Don’t like bandwagons?
I’ve already posted about some goals I’m setting myself, so I’ve already probably outraged or disappointed a few. I could do a really verbose and intricate summation of my 2013, but I really don’t think even I would enjoy that. But all this talk about not doing things just because other people are does have me thinking…
The term “bandwagon,” according the the Oxford English Dictionary, first appeared in print in the U.S. where it referred to a literal wagon in a circus parade on which a band rode and played music.
When Dan Rice, a rival of P.T. Barnum (and at the time, his circuses were more famous), became involved in politics by inviting some politicians to ride on the band wagon in his circus processional, the phrase entered political commentary, quickly evolving to mean a politician who takes on a popular cause not because of conviction, but because it was popular.
Dan Rice, who had begun his career as a circus clown, seemed to be onto something, because for a while he was a serious contender for the Democratic nomination for President in 1868.The term has since broadened in definition beyond politics. I see it most often used lately to refer to either people who become fans of a sports team only after they begin to win, and people who become fans of a band or other musical performer only after they get popular. I find the latter one particularly amusing, given that both the literal and metaphorical meaning include a musical performance troupe. It’s also odd because it seems to be most often used in the negative: ‘I was into such-and-such band before they became popular, so I’m not some bandwagoner!’
I also think it’s more than a little silly to use the term “bandwagon” in a pejorative manner when referring to why someone is an enthusiast for a particular thing in pop culture. It’s called “pop” culture because it’s popular, for one thing. The other part is, if you want a particular musical group to succeed, you want them to keep finding new fans who will buy their music, buy tickets to their shows, and so forth, right? So if you despise all the people who become fans after some arbitrary point, you’re now rooting for this group you claim to love to fail.
The term ‘bandwagon effect’ is used by pollsters of political observers to describe certain sociological phenomenon of conformity.

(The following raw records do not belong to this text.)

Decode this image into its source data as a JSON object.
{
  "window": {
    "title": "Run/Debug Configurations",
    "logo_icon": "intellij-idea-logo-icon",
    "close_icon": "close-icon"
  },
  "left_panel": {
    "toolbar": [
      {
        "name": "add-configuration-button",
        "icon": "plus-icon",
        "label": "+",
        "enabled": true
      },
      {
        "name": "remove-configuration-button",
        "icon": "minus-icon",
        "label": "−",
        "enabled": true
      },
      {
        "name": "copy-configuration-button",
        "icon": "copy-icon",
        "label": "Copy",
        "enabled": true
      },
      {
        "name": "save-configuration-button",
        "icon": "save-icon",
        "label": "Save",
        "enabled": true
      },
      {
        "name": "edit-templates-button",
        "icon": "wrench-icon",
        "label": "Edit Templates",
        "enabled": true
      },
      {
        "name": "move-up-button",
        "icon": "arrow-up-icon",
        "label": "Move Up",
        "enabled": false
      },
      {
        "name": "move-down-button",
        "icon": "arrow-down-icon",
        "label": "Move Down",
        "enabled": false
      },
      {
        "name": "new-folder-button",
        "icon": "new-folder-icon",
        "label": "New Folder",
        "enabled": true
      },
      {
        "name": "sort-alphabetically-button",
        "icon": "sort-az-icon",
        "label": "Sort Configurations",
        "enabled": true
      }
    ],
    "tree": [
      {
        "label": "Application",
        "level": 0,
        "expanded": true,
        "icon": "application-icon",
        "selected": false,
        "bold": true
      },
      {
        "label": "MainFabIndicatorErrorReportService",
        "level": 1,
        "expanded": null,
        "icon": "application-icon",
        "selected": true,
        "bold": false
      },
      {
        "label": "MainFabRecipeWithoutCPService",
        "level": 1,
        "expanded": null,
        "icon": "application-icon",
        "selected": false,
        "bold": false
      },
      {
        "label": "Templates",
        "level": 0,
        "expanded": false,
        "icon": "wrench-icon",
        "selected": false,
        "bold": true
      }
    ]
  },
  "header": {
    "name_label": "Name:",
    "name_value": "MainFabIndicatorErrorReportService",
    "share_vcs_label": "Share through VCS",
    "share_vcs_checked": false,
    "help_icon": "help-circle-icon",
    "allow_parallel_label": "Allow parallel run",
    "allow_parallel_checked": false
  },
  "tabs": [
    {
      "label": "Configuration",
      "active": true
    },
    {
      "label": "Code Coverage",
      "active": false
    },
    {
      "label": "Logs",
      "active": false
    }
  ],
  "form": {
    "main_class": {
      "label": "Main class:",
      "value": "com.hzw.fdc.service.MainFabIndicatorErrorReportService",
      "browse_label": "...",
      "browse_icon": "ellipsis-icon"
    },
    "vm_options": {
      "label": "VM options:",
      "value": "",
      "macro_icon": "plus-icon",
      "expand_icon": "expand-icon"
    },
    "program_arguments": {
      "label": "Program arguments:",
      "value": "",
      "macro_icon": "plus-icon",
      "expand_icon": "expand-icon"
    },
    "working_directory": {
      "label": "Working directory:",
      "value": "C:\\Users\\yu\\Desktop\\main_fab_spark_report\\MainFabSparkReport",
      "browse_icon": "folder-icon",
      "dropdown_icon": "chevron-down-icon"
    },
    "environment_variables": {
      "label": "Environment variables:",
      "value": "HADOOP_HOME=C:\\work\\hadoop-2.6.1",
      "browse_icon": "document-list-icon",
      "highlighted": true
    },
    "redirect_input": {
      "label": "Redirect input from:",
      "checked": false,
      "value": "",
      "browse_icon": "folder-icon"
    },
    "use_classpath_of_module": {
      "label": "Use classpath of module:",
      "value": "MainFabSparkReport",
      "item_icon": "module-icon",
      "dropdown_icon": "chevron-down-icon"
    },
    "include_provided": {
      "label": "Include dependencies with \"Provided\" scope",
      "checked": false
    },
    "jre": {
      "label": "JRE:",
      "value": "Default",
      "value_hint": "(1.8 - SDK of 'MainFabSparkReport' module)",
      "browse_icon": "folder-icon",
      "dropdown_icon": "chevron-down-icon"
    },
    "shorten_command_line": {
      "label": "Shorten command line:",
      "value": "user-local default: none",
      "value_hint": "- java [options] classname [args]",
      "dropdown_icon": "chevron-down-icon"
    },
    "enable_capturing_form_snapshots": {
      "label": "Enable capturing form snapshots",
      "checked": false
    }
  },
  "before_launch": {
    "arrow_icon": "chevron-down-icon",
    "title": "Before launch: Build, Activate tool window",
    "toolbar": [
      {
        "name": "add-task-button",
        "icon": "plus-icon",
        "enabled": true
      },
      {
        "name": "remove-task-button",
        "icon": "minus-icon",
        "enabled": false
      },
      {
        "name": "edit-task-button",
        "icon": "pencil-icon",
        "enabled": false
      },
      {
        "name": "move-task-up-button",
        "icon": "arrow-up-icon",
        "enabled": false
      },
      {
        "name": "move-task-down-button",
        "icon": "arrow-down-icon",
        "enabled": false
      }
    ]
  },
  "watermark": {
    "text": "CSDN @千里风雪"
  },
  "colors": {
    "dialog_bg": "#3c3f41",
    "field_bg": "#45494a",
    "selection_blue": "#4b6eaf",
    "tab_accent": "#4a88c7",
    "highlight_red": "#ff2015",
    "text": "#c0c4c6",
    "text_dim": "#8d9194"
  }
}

Humans are social animals who are both hardwired and conditioned to conform in various ways and to various extents with their social group. It can be very stressful to express an unpopular opinion, and that stress is proportionate to how likely we believe it is someone important to us might disagree.
Similarly, the ‘bandwagon fallacy’ is used as a layman’s term for argumentum ad populum, the logical fallacy of concluding that a proposition is true merely because many people believe it (see also, truthiness).
Which brings us back to the kinds of snarky comments that started me writing this post. They are excellent examples of the ‘bandwagon fallacy fallacy’—the fallacious argument that something is wrong or false precisely because many people believe it or are doing it. It’s really simple, but it shows a misunderstanding of logic. See, if we invoke the bandwagon fallacy to counter an argument, the proves nothing about the actual truth of the proposition in question. It simply says that popularity is insufficient to determine veracity of facts. The proposition may be true, it may be false, but if the only proof you have is that it’s popular, all we can say is that the proposition is unproven.
In other words, the bandwagon fallacy impugns the integrity of the argument’s structure, not the conclusion. Just because a lot of people believe something, doesn’t prove either way whether it is true or false.
Similarly, just because a lot of people are doing it, that doesn’t prove either way whether or not it is a good, beneficial, or useful thing to do.
So, 2013 was a pretty good year for me. My husband and I celebrated our first anniversary as a legally married couple. I hope that I didn’t drive him too crazy pointing at at just about every holiday that it was our first as a married couple. Thanks to the Supreme Court ruling in June, my legal-in-my-state wedding now is recognized by the federal government, and there have been a host of positive developments in the gay rights arena. I remained employed throughout the year. We didn’t have any health crises. We both caught colds way more often than we’d like, but no crises. I was able to be my mom’s writing buddy for her very first NaNoWriMo (and she’s still writing, so double-yay!). I made significant progress on my current novel-in-progress. I got to meet some people in person who had previously just been voices on a Skype call. We both had fun at RustyCon, EverfreeNW, and RainFurrest.
It wasn’t a perfect year. My last living grandparent died in January. Several of my friends have been unemployed. A lot of people I know and care for are struggling one way or another. My employer has been struggling, and there are been a few rounds of lay-offs at my work, which is stressful. All of those gay rights victories have contributed to the widening gulf with some of my relatives.
So, like every year it can be described as a mixed bag, though definitely, personally, much more good than bad.
And that’s certainly better than the alternative.